  21. Machida K. (1929). Observations on the degeneration and regeneration of postganglionic nerve fibers. Bull. John Hopkins Hosp. 45, 247–263.Google Scholar
  22. Morgan J.G., Tettamanti G. and Combos G. (1976). Biochemical evidence on the role of gangliosides in nerve-endings. This volume.Google Scholar
  23. Olson L. and Malmfors T. (1970). Growth characteristics of adrenergic nerves in the adult rat. Acta Physiol. Scand.Suppl. 248, 1–112.Google Scholar
  24. Raisman G., Field P.M., Ostberg A.J.C., Iversen L.L. and Zigmond R.E. (1974). A quantitative unltrastructural and biochemical analysis.of the process of reinnervation of the superior cervical ganglion in the adult rat. Brain Res. 71, 1–16.CrossRefGoogle Scholar
  25. Simeone F.A. (1937). The effect of regeneration of the nerve supply on the sensitivity of the denervated nictitating membrane to adrenine. Am.J.Physiol. 120, 466–474.Google Scholar
  26. Sotelo C. (1968). Permanence of postsynaptic specializations in the frog sympathetic ganglion cells after dener vation.
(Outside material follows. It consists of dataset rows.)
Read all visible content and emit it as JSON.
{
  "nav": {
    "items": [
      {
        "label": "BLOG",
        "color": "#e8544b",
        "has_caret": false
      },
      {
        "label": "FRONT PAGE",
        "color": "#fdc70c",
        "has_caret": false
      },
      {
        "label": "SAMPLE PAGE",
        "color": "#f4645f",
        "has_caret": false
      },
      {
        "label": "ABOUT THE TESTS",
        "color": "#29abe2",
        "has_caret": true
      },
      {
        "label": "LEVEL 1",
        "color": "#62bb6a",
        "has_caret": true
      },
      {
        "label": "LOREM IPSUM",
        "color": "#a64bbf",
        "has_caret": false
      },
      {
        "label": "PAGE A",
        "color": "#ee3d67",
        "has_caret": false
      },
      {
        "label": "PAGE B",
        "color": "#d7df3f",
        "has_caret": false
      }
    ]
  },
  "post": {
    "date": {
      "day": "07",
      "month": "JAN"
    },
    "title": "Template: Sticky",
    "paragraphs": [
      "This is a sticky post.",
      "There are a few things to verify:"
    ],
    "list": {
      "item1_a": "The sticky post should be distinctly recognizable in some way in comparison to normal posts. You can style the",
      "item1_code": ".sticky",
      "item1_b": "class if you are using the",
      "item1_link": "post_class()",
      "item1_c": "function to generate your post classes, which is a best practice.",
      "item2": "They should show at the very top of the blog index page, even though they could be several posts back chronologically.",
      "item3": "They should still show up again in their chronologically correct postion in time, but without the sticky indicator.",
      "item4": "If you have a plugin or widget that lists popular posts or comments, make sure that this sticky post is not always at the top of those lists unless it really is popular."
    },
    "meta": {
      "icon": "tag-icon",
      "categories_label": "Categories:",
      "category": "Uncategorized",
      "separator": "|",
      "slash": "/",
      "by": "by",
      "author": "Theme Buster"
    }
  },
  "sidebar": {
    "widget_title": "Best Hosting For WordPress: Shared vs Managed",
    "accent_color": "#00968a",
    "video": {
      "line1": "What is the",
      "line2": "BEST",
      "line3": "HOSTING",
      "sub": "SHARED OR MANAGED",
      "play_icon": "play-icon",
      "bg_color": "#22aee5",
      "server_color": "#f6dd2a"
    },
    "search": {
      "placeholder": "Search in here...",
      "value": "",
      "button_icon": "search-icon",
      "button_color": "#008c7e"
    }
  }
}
Expl.Brain Res. 6, 294–305.CrossRefGoogle Scholar
  27. Spriggs T.L.B., Lever J.D., Rees P.M. and Graham J.D.P. (1966). Controlled formaldehyde-catecholamine condensation in cryostat sections to show adrenergic nerves by fluorescence. Stain Technol. 41, 323–327.Google Scholar
  28. Thompson J.W. (1958). Studies on the responses of the isolated nictitating membrane of the cat. J.Physiol.141. 46–72.Google Scholar
  29. Thompson J.W. (1961). The nerve supply to the nictitating membrane of the cat. J.Anat. 95, 371–385.Google Scholar
  30. Trendelenburg U. (1963). Time course of changes in sensitivity after denervation of the nictitating membrane of the spinal cat. J.Pharmacol.Exp.Ther. 142, 335–342.Google Scholar
  31. Van Orden L.S.III., Bensch K.G., Langer S.Z. and Trende lenburg U. (1967). Histochemical and fine structural as pects of the onset of denervation supersensitivity in the nictitating membrane of the spinal cat. J.Pharmac. Exp.Ther. 157, 274–283.Google Scholar
  32. Weiner N., Langer S.Z. and Trendelenburg U. (1967). Demonstration by the histochemical fluorescence method of the prolonged disappearance of catecholamines from the denervated nictitating membrane of the cat. J.Pharmac. Exp.Ther. 157, 284–289.Google Scholar

Copyright information

© Springer Science+Business Media New York 1976

Authors and Affiliations

  • B. Ceccarelli
    • 1
  • F. Aporti
    • 2
  • M. Finesso
    • 2
  1. 1.Department of Pharmacology C.N.R. Center of CytopharmacologyUniversity of MilanoMilanoItaly
  2. 2.Fidia Res.LaboratoryAbano TermePadovaItaly

Personalised recommendations